The concept of a living will is to give you peace of mind about any health problems or issues that may arise in the future. Also, it addresses the choices that need to be made and your family members inability to make those decisions for you, regarding your health. Leaving the decisions up to your family members can be difficult for them. A living will allows you to make those choices ahead of time alleviating the stress for family members. It is important for anyone, over the age of 18, to have a living will. In the event of a terminal illness or having become critically injured, without a living will, no one has the right to make medical decisions that impact your life or determine whether you should live or die.
These legal documents have different names but one goal; designating your wishes for healthcare when you are unable to do so. The legal document that is imperative to put your wishes into writing is called a living will. Unlike a traditional will, a living will is primarily directed to medical personnel regarding the types of medical procedures you wish or do not wish to receive when you are terminally ill or incapacitated. The living will becomes operative when it is provided to your physician or healthcare provider and you are incapable of making healthcare decisions for yourself. A durable power of attorney or also known as a health care proxy is a signed, dated, and witnessed legal document that authorizes an individual to act as a spokesperson or agent of an individual to handle his/her affairs after he/she becomes incompetent.
An advance directive combines a living will and durable power of attorney into one document or two separate documents. As with any document, there is potential for problems. The biggest problem is the misinterpretation of the patient’s wishes by medical personnel. Not specifically defining the terms “incurable illness,” or “seriously incapacitated,” can leave the physician to interpret their own meaning, unless specified. There are certain code status’ that can also be too vague for interpretation. For instance, a chemical code in some hospitals means that you wish to be treated with medications only, while another hospital this code means no other procedures, (CPR or invasive procedures) are to be used. By using very specific terms in your living will can make your wishes known and can avoid potential problems.
First and foremost, when executing any or all of these legal documents you must first check your state’s statutes to determine its requirements for these legal documents.
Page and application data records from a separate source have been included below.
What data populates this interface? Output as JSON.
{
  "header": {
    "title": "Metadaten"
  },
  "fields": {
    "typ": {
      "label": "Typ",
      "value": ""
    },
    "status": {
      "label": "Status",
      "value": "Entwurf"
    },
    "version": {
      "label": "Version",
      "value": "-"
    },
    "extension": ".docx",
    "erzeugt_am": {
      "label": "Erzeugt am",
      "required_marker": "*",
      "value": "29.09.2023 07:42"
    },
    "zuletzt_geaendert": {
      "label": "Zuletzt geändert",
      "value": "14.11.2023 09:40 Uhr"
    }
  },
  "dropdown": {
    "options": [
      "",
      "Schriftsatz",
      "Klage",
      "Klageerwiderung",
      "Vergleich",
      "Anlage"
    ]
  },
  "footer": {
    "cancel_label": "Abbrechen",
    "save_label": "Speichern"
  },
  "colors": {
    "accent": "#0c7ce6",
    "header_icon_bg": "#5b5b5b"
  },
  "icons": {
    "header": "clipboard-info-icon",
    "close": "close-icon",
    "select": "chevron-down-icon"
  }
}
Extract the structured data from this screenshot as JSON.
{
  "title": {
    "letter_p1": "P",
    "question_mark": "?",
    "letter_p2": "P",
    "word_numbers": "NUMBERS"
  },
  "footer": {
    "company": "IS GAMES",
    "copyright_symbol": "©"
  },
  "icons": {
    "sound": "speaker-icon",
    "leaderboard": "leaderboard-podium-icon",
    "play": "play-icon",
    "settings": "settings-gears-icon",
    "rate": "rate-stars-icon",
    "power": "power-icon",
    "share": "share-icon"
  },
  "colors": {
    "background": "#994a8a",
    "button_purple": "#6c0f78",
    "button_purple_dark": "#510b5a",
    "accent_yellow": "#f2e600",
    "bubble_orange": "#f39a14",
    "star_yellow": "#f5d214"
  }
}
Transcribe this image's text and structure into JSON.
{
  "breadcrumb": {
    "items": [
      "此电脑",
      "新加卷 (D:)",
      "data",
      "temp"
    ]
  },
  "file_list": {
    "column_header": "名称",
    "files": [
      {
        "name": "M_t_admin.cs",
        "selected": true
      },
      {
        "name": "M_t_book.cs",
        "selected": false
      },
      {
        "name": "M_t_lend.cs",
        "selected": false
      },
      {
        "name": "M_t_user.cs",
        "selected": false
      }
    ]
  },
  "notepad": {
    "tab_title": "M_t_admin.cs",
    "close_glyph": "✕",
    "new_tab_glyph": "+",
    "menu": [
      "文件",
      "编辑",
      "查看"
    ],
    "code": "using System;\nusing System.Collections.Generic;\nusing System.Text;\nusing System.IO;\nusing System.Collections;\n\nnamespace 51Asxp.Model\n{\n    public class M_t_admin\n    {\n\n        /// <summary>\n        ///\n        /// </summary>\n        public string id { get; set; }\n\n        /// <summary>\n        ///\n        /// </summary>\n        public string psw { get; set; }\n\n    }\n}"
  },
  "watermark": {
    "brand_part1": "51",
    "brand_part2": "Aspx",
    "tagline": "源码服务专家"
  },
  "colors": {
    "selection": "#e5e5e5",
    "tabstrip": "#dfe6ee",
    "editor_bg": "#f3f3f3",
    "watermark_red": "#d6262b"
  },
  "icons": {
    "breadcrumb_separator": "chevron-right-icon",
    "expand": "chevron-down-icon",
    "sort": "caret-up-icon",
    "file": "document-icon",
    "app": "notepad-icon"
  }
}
Each state’s statutes differ, but provide the legal authority for you to make particular decisions in advance. Once you have done this, it’s time to start making important decisions such as; who will you choose to be your durable power of attorney, or health care proxy? – How do I choose someone to make these choices in my best interest? To make this decision, you may want to ask yourself a few questions to help you determine who could speak for you in a medical crisis:
1. Would this person be able to separate their own feelings from yours?
2. This person is able to handle conflict within your family, and medical personnel.
3. Knows you very well and understands what’s important to you.
4. You trust this person in general and with your life.
5. Meets the legal criteria in your state. (Very important.)
After requesting permission of the person whom you have chosen for your durable power of attorney and discussing your concerns, instructions, and wishes with them, refer to your attorney to discuss your state’s policies on living wills and health care proxys. Make your choices clear and foolproof.
Next you will want to read and understand, possibly with your attorney present, the living will, a health care proxy, and the durable power of attorney forms, which is available online or from your attorney. Make sure you fully understand the contents of these forms as well as the choices that are to be made along with them. Consulting your physician about the type of care you wish to have or wish not to have, life prolonging treatments, or pain medications. You may also include organ donation in your will. Once the papers are complete and state statutes are followed, and the legal forms are signed, you will want to give copies to your doctor, healthcare proxy, and your family members. You will also want to keep a copy for yourself and this should be kept in an easily accessible location, or in a wallet type form.
Laws governing living wills or advance directives vary state to state. These laws contain specific directions and requirements that must be met in order to be in compliance and assures the validity of the living will. For instance, The State of Rhode Island’s Rights of the Terminally Ill Act states that you must have two witnesses sign and date the legal form and may not be related to you by blood or marriage, while Alaska requires no witnesses or notarization.